All Africa report: The Catholic Church Thursday demanded for amendments of new Constitution immediately after it is proclaimed next week.
Its top-decision making organ-the Kenya Episcopal Conference headed by John Cardinal Njue insisted that the changes were possible "as a matter of urgency" despite the new Constitution indicating it would be an uphill task.
Chapter 16 stipulates that certain sections of the Constitution such as the Bill of Rights can only be amended with the approval of people through a referendum while others would require the support of a million signatures.
The amendments must also be approved by both the Senate and the Lower House.
Addressing journalists at Holy Family Basilica, the 25 Catholic Bishops cited sections on life, family, reproduction health, equity and justice as those that should be immediately amended.
"These issues cannot be taken lightly as they touch on life of Kenyans...We are not saying we do not accept the constitution but want the changes addressed. We hope after inauguration of new constitution the changes would be taken as a matter of importance," Cardinal Njue said.
Responding to an observation from the Nation that amendments would take time as some required to establishment of counties and the Senate, Cardinal Njue who together with Kisumu Archbishop Zaccheaus Okoth read a statement on behalf of the bishops, said: "It is not difficult. Even if they do the amendments today...the better."
They added that President Kibaki and Prime Minister Raila Odinga should also fulfill their campaign promise that amendments would be done after the passage of new constitution.
They also thrashed opinion polls suggestions that Kenyans had lost confidence with the Church following the outcome of referendum saying "the truth and right are not about numbers.
Further, they said, they were not in a popularity contest.
"We therefore, as the shepherds placed to give moral guidance to our people, still reiterate the need to address the flawed moral issues in this new constitution. That voice will never be silenced," they said, in the statement titled May God be with Kenya!
They said they were convinced they had played their role with diligence and respect and that they had not shied away from stating the tenets of their faith in regard to certain issues in the constitution.
It desires an "authentic" reform process and will remain at forefront to support a good constitution and the legal reform process.

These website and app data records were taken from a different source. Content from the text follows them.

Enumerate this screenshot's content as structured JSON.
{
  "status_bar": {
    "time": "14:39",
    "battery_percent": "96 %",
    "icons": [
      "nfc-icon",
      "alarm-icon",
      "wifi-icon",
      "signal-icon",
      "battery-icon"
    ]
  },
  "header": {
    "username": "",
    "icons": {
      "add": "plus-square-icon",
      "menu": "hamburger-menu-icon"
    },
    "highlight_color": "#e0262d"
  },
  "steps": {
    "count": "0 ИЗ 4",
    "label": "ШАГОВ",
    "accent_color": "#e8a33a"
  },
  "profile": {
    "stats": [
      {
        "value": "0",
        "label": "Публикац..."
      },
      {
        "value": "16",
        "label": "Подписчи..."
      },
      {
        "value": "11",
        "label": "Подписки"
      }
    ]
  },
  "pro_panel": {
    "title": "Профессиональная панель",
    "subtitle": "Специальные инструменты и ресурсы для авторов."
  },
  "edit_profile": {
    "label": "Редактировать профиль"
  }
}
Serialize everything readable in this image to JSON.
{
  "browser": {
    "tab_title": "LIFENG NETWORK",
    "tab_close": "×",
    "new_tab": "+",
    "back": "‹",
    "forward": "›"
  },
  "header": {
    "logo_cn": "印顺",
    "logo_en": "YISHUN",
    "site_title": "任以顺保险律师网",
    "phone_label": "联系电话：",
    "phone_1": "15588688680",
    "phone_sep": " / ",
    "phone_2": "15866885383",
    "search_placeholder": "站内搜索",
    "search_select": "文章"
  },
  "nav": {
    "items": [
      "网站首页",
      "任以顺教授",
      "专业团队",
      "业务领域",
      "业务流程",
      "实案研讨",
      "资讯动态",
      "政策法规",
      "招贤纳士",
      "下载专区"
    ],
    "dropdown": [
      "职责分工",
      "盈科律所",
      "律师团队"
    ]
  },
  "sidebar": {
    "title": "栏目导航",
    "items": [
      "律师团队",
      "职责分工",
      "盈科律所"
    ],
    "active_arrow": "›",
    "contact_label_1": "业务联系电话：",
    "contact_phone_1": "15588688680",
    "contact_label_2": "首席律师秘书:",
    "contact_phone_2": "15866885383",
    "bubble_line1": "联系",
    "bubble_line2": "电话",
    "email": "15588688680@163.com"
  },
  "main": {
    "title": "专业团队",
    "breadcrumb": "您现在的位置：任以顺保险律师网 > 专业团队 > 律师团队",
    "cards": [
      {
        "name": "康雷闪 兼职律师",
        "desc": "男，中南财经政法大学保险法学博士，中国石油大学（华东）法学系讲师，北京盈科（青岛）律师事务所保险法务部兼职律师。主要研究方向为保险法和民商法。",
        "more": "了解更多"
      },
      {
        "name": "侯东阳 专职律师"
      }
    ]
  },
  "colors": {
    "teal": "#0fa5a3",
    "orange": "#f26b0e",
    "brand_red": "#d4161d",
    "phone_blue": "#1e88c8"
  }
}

"This reform process cannot end, must not end, since we all aspire to build a better society that will respect the rights of all and facilitate our economic, social and moral development," they said, adding that most Kenyans recognised the new constitution they voted for had errors that needed to be corrected.
They also called for vigilance of the implementation process of new constitution so that new legislations respect "natural law."
They also called for mutual respect of all, forgiveness, peace and unity among Kenyans.
The leaders said civic education on new constitution should continue.
"We would like to invite all Kenyans to join us in the task of developing a better society where all our members are cherished and loved, where human solidarity and economic effectiveness travel side by side. The destiny of our country is more important than individuals," they said.
Speaking to the Nation from Singapore where he is attending an official function, Youth and Sports assistant minister Kabando wa Kabando said it was needless to chase for elusive amendments.
"Defeated No camp should show humility and set independent non-Parliamentary audit to checkmate government implementation of law. Party parleys and shows are diversionary sideshows. We can and must bring joy and success as we entrench katiba season," Mr Kabando said.
He said implementation of the new constitution especially Chapter 6 would make Kenya register growth.
The Committee of Experts chairman Nzamba Kitonga has also since opposed any amendments to the new Constitution before it is applied and its efficacy tested.
He said although the right to amend new constitution is enshrined in it, it is a "weighty and grave" matter that it should take at least 10 years before any change could be done.
"It cannot happen now as the Senate is not there. We have not even formed counties. After 10 years when it is understood and has started working, there might even be no need to change anything," Mr Kitonga said.
Amending even one clause of a Constitution impacts on the entire document leading to distortion and disharmony in its structure adding that this was why the old constitution was disfigured beyond recognition.